Excerpts from an interface dataset
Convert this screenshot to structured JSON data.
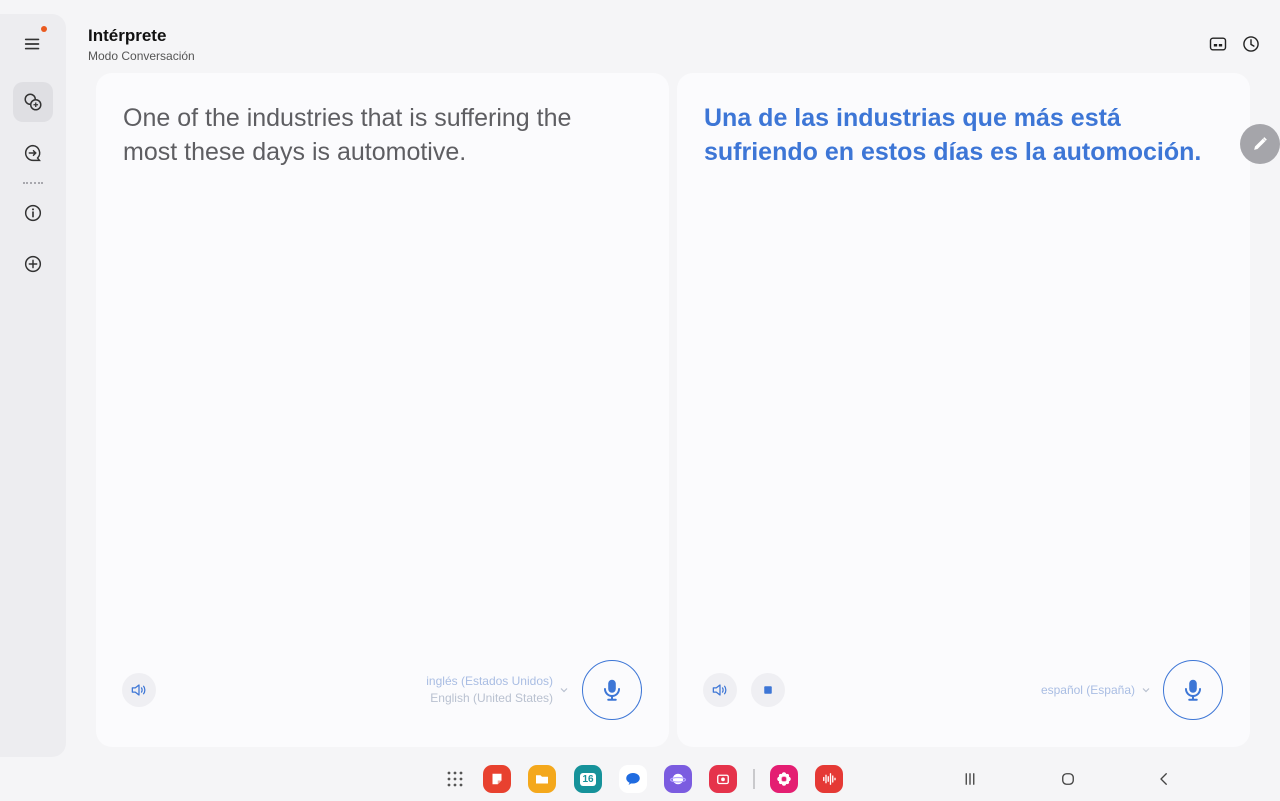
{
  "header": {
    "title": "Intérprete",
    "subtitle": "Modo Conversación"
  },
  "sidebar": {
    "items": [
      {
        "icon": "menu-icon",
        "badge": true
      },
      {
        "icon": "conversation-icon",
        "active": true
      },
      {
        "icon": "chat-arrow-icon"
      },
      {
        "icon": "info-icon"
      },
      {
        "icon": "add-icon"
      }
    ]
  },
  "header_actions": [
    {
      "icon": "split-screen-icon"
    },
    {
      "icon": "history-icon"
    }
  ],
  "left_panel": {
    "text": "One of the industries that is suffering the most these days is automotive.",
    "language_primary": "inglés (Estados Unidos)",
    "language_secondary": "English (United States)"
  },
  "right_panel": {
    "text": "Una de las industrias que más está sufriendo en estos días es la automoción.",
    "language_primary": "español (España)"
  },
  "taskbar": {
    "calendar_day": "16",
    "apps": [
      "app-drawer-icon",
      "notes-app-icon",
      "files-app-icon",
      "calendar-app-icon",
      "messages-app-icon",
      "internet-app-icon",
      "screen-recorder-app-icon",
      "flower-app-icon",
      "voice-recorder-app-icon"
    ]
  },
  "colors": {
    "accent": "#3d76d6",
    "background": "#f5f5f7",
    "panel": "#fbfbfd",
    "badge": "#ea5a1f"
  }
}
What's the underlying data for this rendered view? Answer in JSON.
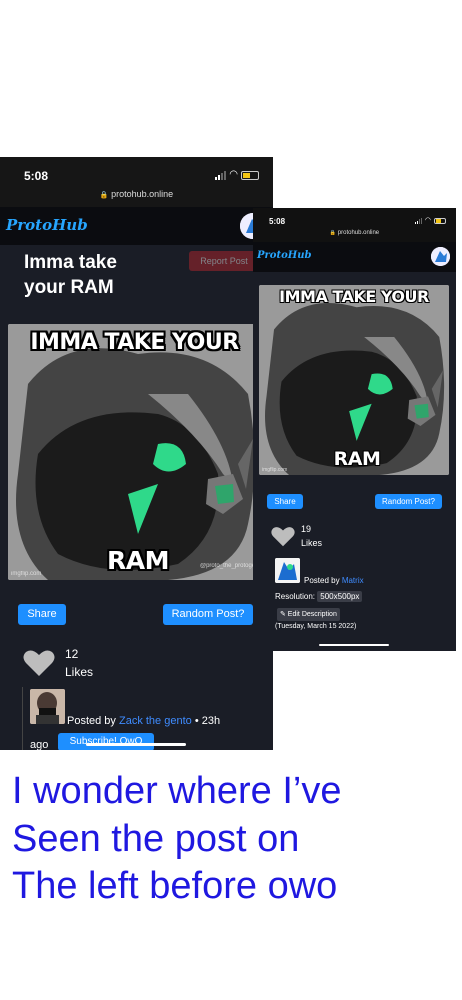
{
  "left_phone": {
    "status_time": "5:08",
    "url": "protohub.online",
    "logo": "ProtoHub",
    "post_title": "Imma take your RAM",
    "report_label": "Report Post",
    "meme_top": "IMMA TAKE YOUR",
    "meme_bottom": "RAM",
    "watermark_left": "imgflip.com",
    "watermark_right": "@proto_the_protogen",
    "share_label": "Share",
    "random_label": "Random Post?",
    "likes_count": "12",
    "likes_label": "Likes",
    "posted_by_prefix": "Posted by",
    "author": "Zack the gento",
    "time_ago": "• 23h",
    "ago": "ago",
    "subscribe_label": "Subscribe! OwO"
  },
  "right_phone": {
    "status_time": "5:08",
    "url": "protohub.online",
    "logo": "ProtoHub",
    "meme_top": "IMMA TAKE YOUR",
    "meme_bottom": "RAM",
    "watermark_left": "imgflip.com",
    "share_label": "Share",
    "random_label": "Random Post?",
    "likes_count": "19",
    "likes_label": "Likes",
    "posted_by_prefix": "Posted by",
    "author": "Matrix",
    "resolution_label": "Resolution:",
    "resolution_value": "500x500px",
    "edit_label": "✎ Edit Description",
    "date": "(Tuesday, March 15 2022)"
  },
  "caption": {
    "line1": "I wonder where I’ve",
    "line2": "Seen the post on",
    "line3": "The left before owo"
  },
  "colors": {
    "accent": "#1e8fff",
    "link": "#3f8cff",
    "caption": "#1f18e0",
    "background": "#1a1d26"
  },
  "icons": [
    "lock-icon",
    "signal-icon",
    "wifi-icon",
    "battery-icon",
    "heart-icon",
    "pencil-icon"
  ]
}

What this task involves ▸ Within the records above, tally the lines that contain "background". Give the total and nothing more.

Solution to this problem ▸ 2